Segment Open

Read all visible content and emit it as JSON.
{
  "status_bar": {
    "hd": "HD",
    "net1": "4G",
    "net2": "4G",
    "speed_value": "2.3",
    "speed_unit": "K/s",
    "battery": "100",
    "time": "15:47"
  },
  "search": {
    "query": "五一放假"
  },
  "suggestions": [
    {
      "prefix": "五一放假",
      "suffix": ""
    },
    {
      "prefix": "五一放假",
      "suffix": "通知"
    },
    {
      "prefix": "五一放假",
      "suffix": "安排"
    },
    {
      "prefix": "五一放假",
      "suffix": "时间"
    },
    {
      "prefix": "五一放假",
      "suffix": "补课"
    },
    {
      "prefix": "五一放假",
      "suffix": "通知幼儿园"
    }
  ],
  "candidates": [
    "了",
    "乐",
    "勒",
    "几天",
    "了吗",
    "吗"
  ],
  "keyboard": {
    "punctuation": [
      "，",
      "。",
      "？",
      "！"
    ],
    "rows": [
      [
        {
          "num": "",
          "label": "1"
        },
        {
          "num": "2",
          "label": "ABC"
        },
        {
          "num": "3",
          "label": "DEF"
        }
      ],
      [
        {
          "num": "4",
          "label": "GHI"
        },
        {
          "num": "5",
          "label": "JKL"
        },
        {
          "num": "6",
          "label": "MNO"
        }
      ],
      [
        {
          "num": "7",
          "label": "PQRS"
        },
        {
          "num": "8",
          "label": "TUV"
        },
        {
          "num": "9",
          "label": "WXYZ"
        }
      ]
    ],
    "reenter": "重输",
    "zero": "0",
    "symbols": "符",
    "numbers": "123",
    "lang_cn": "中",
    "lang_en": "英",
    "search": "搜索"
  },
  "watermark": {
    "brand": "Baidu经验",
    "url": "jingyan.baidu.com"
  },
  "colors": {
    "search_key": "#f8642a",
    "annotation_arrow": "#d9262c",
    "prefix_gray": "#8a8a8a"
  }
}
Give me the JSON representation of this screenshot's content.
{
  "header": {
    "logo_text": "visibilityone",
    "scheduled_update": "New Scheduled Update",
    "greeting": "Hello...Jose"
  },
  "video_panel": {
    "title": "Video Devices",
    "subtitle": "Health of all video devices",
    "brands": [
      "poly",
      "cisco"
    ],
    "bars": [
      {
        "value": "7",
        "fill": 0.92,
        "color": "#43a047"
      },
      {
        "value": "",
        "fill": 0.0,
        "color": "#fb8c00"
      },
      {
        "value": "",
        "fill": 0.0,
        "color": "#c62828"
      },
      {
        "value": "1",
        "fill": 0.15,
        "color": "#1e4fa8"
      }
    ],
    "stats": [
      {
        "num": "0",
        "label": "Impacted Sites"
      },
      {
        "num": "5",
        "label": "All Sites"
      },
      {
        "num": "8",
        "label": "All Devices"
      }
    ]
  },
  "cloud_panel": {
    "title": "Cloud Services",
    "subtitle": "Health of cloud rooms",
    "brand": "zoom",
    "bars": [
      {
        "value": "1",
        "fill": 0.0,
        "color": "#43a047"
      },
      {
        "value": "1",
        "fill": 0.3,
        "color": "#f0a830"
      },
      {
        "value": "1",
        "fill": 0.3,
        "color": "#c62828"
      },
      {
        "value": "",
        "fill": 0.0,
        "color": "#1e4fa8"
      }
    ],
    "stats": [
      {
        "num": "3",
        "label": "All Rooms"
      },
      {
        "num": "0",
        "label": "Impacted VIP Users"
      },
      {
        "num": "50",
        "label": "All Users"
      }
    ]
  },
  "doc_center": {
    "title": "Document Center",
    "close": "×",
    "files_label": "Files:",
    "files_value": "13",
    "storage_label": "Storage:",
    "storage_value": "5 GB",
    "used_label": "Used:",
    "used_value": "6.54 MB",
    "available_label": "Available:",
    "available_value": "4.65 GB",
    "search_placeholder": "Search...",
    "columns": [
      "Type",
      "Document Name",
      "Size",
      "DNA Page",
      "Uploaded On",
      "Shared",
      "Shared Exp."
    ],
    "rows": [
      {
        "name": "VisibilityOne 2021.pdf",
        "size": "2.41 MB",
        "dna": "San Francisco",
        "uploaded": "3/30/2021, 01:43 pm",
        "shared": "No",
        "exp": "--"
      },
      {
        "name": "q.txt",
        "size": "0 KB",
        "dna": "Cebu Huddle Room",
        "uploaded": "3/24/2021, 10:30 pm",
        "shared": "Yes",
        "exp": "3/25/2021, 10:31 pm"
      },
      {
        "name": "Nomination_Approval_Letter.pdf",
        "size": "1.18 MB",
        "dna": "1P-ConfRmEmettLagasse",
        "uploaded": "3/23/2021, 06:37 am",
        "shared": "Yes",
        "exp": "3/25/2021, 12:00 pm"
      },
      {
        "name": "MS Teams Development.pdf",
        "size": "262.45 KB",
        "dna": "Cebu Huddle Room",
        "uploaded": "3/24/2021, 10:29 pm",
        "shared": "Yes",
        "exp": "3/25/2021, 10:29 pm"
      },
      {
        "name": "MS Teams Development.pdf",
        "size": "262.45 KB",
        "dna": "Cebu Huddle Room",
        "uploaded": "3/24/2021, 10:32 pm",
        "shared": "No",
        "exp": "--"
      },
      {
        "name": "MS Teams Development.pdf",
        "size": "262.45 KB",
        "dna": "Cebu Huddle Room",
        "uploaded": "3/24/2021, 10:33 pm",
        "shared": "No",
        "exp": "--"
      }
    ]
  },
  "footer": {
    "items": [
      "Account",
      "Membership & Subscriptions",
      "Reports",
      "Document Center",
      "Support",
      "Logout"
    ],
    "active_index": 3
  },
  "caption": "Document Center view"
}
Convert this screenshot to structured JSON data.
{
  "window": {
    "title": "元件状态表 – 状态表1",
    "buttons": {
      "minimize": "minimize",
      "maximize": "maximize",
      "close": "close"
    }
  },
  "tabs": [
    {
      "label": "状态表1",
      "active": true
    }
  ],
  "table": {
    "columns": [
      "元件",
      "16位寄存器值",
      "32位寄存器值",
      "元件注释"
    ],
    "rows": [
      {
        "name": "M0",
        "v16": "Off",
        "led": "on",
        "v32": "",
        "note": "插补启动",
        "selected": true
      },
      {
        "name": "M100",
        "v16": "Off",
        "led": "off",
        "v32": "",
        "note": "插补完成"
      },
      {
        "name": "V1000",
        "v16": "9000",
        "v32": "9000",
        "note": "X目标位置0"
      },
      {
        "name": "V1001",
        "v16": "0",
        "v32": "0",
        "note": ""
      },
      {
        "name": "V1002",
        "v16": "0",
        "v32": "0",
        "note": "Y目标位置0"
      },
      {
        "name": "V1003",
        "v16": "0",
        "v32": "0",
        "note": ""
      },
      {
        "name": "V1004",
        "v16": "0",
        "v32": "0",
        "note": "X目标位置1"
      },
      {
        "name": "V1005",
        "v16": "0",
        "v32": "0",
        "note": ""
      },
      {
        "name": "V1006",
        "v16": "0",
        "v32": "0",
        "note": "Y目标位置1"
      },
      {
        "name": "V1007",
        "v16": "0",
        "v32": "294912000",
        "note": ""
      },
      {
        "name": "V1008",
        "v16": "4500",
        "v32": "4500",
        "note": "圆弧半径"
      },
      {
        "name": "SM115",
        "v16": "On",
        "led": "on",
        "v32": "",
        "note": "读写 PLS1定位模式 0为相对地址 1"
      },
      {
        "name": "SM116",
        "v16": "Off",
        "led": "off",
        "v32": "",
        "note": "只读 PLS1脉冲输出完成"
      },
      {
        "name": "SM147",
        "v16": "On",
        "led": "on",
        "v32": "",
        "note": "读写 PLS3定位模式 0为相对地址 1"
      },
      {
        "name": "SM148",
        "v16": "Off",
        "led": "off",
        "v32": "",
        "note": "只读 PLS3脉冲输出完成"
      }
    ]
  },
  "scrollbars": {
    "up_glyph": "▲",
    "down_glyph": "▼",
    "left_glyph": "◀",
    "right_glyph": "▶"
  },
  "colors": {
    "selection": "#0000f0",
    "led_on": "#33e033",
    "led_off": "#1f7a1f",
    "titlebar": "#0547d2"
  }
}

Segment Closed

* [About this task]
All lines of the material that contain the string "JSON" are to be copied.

* [Result]
Read all visible content and emit it as JSON.
Give me the JSON representation of this screenshot's content.
Convert this screenshot to structured JSON data.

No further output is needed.